‘I have never had anyone on any job I’ve done whether on stage or screen not even ask about the right colour underwear to provide me with, and on this show, it just happened. They [Naomi Dawson, costume designer, and Jackie Orton, costume supervisor] knew about the brands that I’ve had to find out for myself because no-one ever told me about them. My knee pads, my pregnancy bump, my underwear, all these things were, without conversation provided in my skin colour. It sounds like a small thing, but it is absolutely massive. In terms of hair and makeup, they understand my African Hair, I’ve got a hair stylist who comes in and who specialises in afro hair. These are things that most actress of my ethnicity, skin colour and hair-type have to struggle with in ways that I can only describe as horror stories, and here it was just all glossed over. And what that means, is that I could do my job. I could do what I was here to do instead of having to fight people to sort of understand what your role in the world is and what your existence in the world is, all you want to do is your art. I think on of the reasons we’ve been able to achieve a show that I’m so proud of, is that I was able to do my job.’
Concluding the interview, I asked Iyiola what her favourite lines from the play are. Her excited response was that nobody had asked her that question yet, and then quickly gave me three lines that she loved and that provide a beautiful cross section of the play.

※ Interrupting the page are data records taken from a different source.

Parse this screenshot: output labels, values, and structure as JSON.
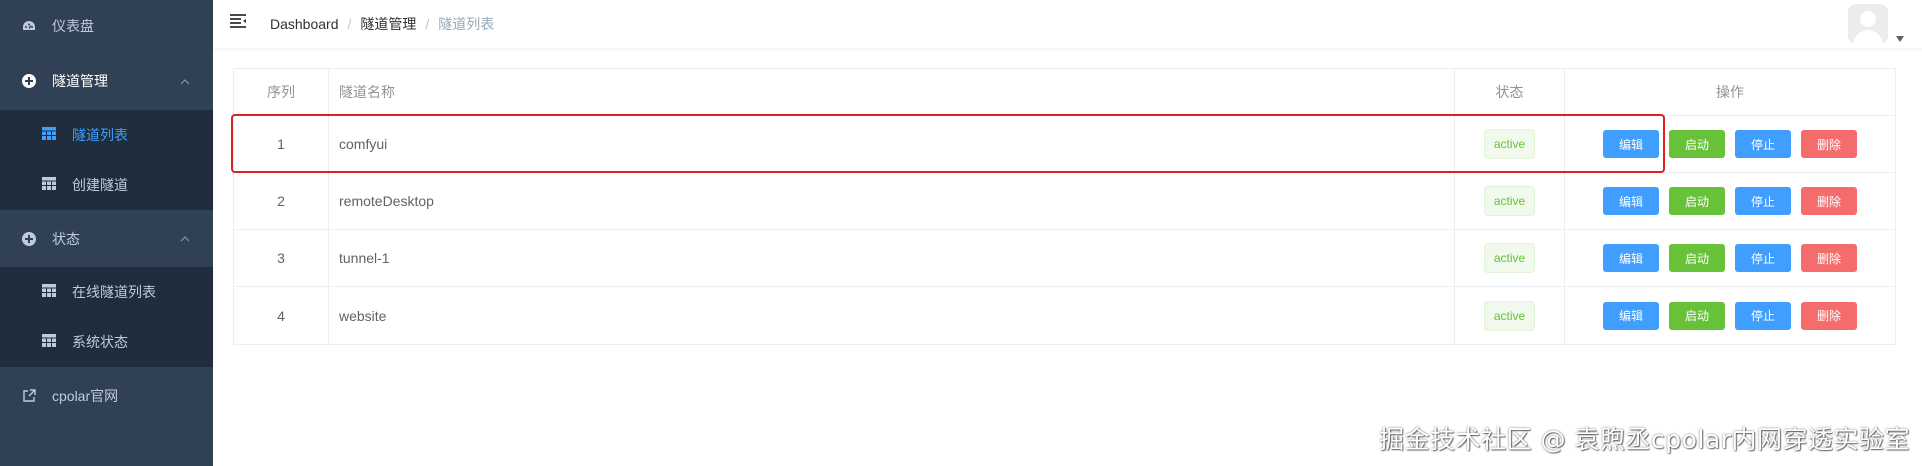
{
  "sidebar": {
    "items": [
      {
        "label": "仪表盘",
        "icon": "dashboard-icon"
      },
      {
        "label": "隧道管理",
        "icon": "circle-plus-icon",
        "expanded": true,
        "children": [
          {
            "label": "隧道列表",
            "icon": "table-icon",
            "active": true
          },
          {
            "label": "创建隧道",
            "icon": "table-icon"
          }
        ]
      },
      {
        "label": "状态",
        "icon": "circle-plus-icon",
        "expanded": true,
        "children": [
          {
            "label": "在线隧道列表",
            "icon": "table-icon"
          },
          {
            "label": "系统状态",
            "icon": "table-icon"
          }
        ]
      },
      {
        "label": "cpolar官网",
        "icon": "external-link-icon"
      }
    ]
  },
  "breadcrumb": [
    "Dashboard",
    "隧道管理",
    "隧道列表"
  ],
  "table": {
    "headers": [
      "序列",
      "隧道名称",
      "状态",
      "操作"
    ],
    "rows": [
      {
        "idx": "1",
        "name": "comfyui",
        "status": "active"
      },
      {
        "idx": "2",
        "name": "remoteDesktop",
        "status": "active"
      },
      {
        "idx": "3",
        "name": "tunnel-1",
        "status": "active"
      },
      {
        "idx": "4",
        "name": "website",
        "status": "active"
      }
    ],
    "actions": {
      "edit": "编辑",
      "start": "启动",
      "stop": "停止",
      "delete": "删除"
    }
  },
  "watermark": "掘金技术社区 @ 袁煦丞cpolar内网穿透实验室",
  "colors": {
    "sidebar": "#304156",
    "submenu": "#1f2d3d",
    "primary": "#409eff",
    "success": "#67c23a",
    "danger": "#f56c6c",
    "highlight": "#e02020"
  }
}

‘I absolutely love the line ‘I am Duchess of Malfi still’. It is phenomenal because it is a state of saying who you are. It’s knowing thy self, that’s why I think it’s an incredible line. It’s just staying ‘you can do anything to me but you can’t take away who I am’ I think that’s just so beautiful. One line that makes me chuckle: ‘when I wax grey, I shall have all the court powder their hair with arras to be like me’. It tickles me every night. I think there’s something so wonderfully at ease and joyful. I don’t think it’s an aristocratic thing, it’s more like the sort of thing a young child would say. It’s imagination and fantasy. I really love how that exists within this world. And finally, I love the lines when Bosela says ‘Doth not death fright you?’ and she replies ‘Who would be afraid on ’t, knowing to meet such excellent company in th’ other world?’. I think it’s a really beautiful connection. I’m not particularly religious but I love that as a comeback to someone who is trying to force a particular emotion on you. It’s a really astute comeback that is not matched in the usual way that a man might expect you to respond to it. I think it offsets Bosela quite a lot.’

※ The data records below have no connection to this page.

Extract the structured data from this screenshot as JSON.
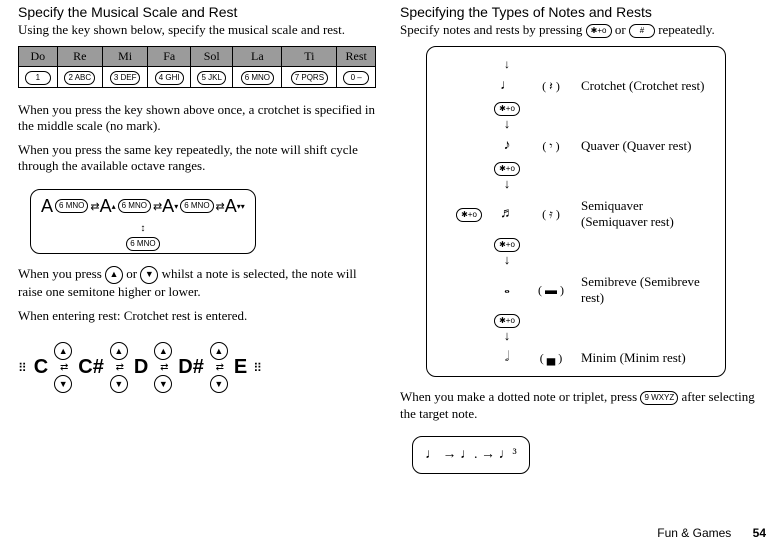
{
  "left": {
    "title": "Specify the Musical Scale and Rest",
    "intro": "Using the key shown below, specify the musical scale and rest.",
    "headers": [
      "Do",
      "Re",
      "Mi",
      "Fa",
      "Sol",
      "La",
      "Ti",
      "Rest"
    ],
    "keys": [
      "1",
      "2 ABC",
      "3 DEF",
      "4 GHI",
      "5 JKL",
      "6 MNO",
      "7 PQRS",
      "0 ‒"
    ],
    "p2": "When you press the key shown above once, a crotchet is specified in the middle scale (no mark).",
    "p3": "When you press the same key repeatedly, the note will shift cycle through the available octave ranges.",
    "oct_key": "6 MNO",
    "p4a": "When you press ",
    "p4b": " or ",
    "p4c": " whilst a note is selected, the note will raise one semitone higher or lower.",
    "up": "▲",
    "down": "▼",
    "p5": "When entering rest: Crotchet rest is entered.",
    "seq": [
      "C",
      "C#",
      "D",
      "D#",
      "E"
    ]
  },
  "right": {
    "title": "Specifying the Types of Notes and Rests",
    "intro_a": "Specify notes and rests by pressing ",
    "intro_b": " or ",
    "intro_c": " repeatedly.",
    "key_star": "✱+o",
    "key_hash": "#",
    "cycle": [
      {
        "note": "♩",
        "rest": "𝄽",
        "label": "Crotchet (Crotchet rest)"
      },
      {
        "note": "♪",
        "rest": "𝄾",
        "label": "Quaver (Quaver rest)"
      },
      {
        "note": "♬",
        "rest": "𝄿",
        "label": "Semiquaver (Semiquaver rest)"
      },
      {
        "note": "𝅝",
        "rest": "▬",
        "label": "Semibreve (Semibreve rest)"
      },
      {
        "note": "𝅗𝅥",
        "rest": "▄",
        "label": "Minim (Minim rest)"
      }
    ],
    "p2a": "When you make a dotted note or triplet, press ",
    "p2b": " after selecting the target note.",
    "key_nine": "9 WXYZ",
    "triplet_seq": "♩ → ♩. → ♩³"
  },
  "footer": {
    "section": "Fun & Games",
    "page": "54"
  }
}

You can see Joan Iyiola as the Duchess in the RSC’s production of the Duchess of Malfi in Stratford-upon-Avon until the 3rd August.